The National Museum of Australia, the national child benefits centre, Aboriginal policy bodies and other independent institutions have been subjected to similar intimidation. A friend who holds a senior university post told me: “You dare not speak out. You dare not oppose the government or ‘the big end of town’ [corporate Australia].” As embarrassing corporate crime rises, the treasurer, Peter Costello, has blithely announced a ban on moral or ethical boycotts of certain products. There was no debate; the media was simply told. One of Costello’s senior advisers, David Gazard, recently distinguished an American-run seminar in Melbourne, organised by the Public Relations Institute of Australia, at which those paying A$595 were taught the tricks of conflating activism with “terrorism” and “security threat”. Suggestions included: “Call them suicide bombers . . . make them all look like terrorists . . . tree-hugging, dope-smoking, bloody university graduate, anti-progress . . .” They were advised on how to set up bogus community groups and falsify statistics.

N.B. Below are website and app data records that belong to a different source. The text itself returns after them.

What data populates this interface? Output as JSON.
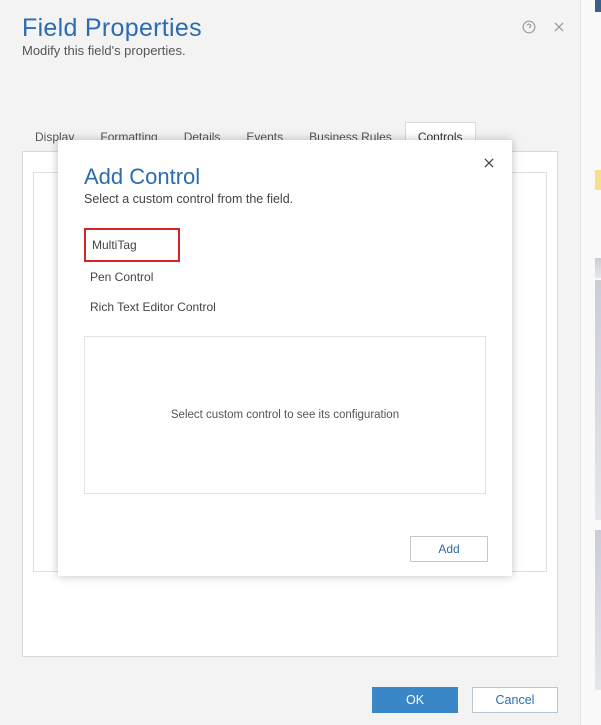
{
  "header": {
    "title": "Field Properties",
    "subtitle": "Modify this field's properties."
  },
  "tabs": {
    "items": [
      {
        "label": "Display"
      },
      {
        "label": "Formatting"
      },
      {
        "label": "Details"
      },
      {
        "label": "Events"
      },
      {
        "label": "Business Rules"
      },
      {
        "label": "Controls"
      }
    ],
    "active": 5
  },
  "modal": {
    "title": "Add Control",
    "subtitle": "Select a custom control from the field.",
    "controls": [
      {
        "label": "MultiTag"
      },
      {
        "label": "Pen Control"
      },
      {
        "label": "Rich Text Editor Control"
      }
    ],
    "config_placeholder": "Select custom control to see its configuration",
    "add_label": "Add"
  },
  "footer": {
    "ok_label": "OK",
    "cancel_label": "Cancel"
  }
}
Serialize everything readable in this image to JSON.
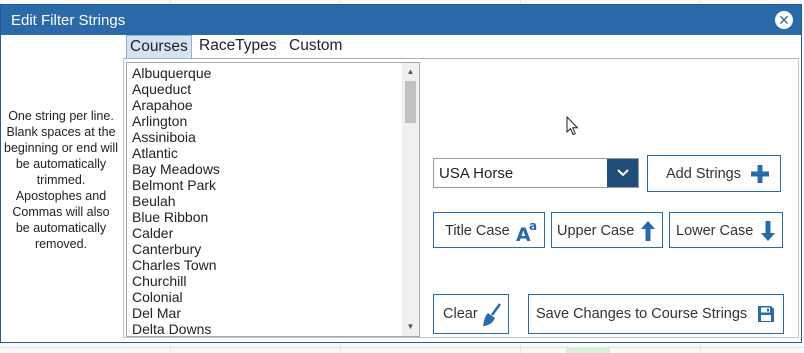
{
  "dialog": {
    "title": "Edit Filter Strings",
    "help_text": "One string per line. Blank spaces at the beginning or end will be automatically trimmed. Apostophes and Commas will also be automatically removed."
  },
  "tabs": [
    {
      "label": "Courses",
      "active": true
    },
    {
      "label": "RaceTypes",
      "active": false
    },
    {
      "label": "Custom",
      "active": false
    }
  ],
  "course_list": [
    "Albuquerque",
    "Aqueduct",
    "Arapahoe",
    "Arlington",
    "Assiniboia",
    "Atlantic",
    "Bay Meadows",
    "Belmont Park",
    "Beulah",
    "Blue Ribbon",
    "Calder",
    "Canterbury",
    "Charles Town",
    "Churchill",
    "Colonial",
    "Del Mar",
    "Delta Downs"
  ],
  "preset_select": {
    "value": "USA Horse"
  },
  "buttons": {
    "add_strings": "Add Strings",
    "title_case": "Title Case",
    "upper_case": "Upper Case",
    "lower_case": "Lower Case",
    "clear": "Clear",
    "save": "Save Changes to Course Strings"
  },
  "colors": {
    "titlebar": "#2a6aa8",
    "button_border": "#2a6aa8",
    "icon_blue": "#2a6aa8",
    "select_button": "#1f4e79"
  },
  "icons": [
    "close-icon",
    "chevron-down-icon",
    "plus-icon",
    "title-case-icon",
    "arrow-up-icon",
    "arrow-down-icon",
    "broom-icon",
    "floppy-disk-icon",
    "mouse-cursor-icon"
  ]
}
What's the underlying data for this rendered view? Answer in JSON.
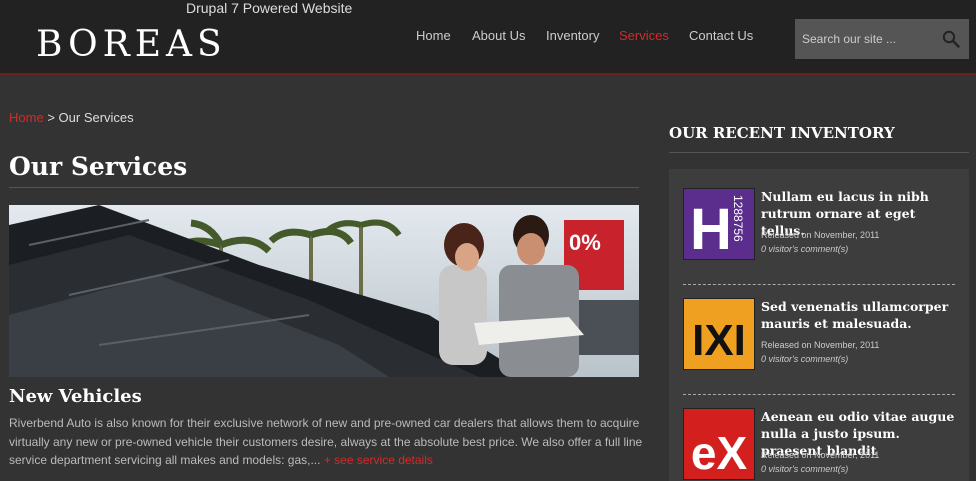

Schoolteachers who do not fly the flag or music concert organisers who discourage the attendance of racist thugs wrapped in the flag are at risk of a dose of Murdoch poison. Equally, if you reveal the shame of Australia’s vassal role you are deemed “anti-Australian” and, without irony, “anti-American”. Few Australians are aware that Murdoch, who dominates the press, abandoned his own Australian citizenship so that he could set up the Fox TV network in the US. The University of Sydney is to open a United States Study Centre, backed by Murdoch after he complained about the inability of Australians to appreciate the benefits of the bloodbath in Iraq.
Having recently spoken at overflowing public meetings in Brisbane, Sydney and Melbourne, I am left in no doubt that many are deeply worried that freedoms in their sunny idyll are slipping away. They were given a vivid reminder of this the other day when Vice President Dick Cheney came to Sydney to “thank” Howard for his support. The New South Wales state government rushed through a law that allowed Cheney’s 70 secret service guards to carry live weapons. With the police, they took over the centre of Sydney and closed the Harbour Bridge and much of the historic Rocks area. Seventeen-vehicle motorcades swept theatrically here and there, as if Howard was boasting to Cheney: “Look at my control over this society; look at my compliant country.” And yet his guest and mentor is a man who, having refused to fight in Vietnam, has brought back torture and lied incessantly about Iraq, who has made millions in stock options as his Halliburton company profits from the carnage and who has vetoed peace with Iran. Almost every speech he gives includes a threat.
By any measure of international law, Cheney is a major war criminal, yet it was left to a small, brave group of protesters to uphold the Aussie myth of principled rebellion and stand up to the police. The opposition Labor Party leader, Kevin Rudd, the embodiment of compliance, called them “violent ferals”; one of the protesters was 70 years old. The next day, the headline in the Sydney Morning Herald read: “Terrorists have ambitions of empire, says Cheney.” The irony was exquisite, if lost.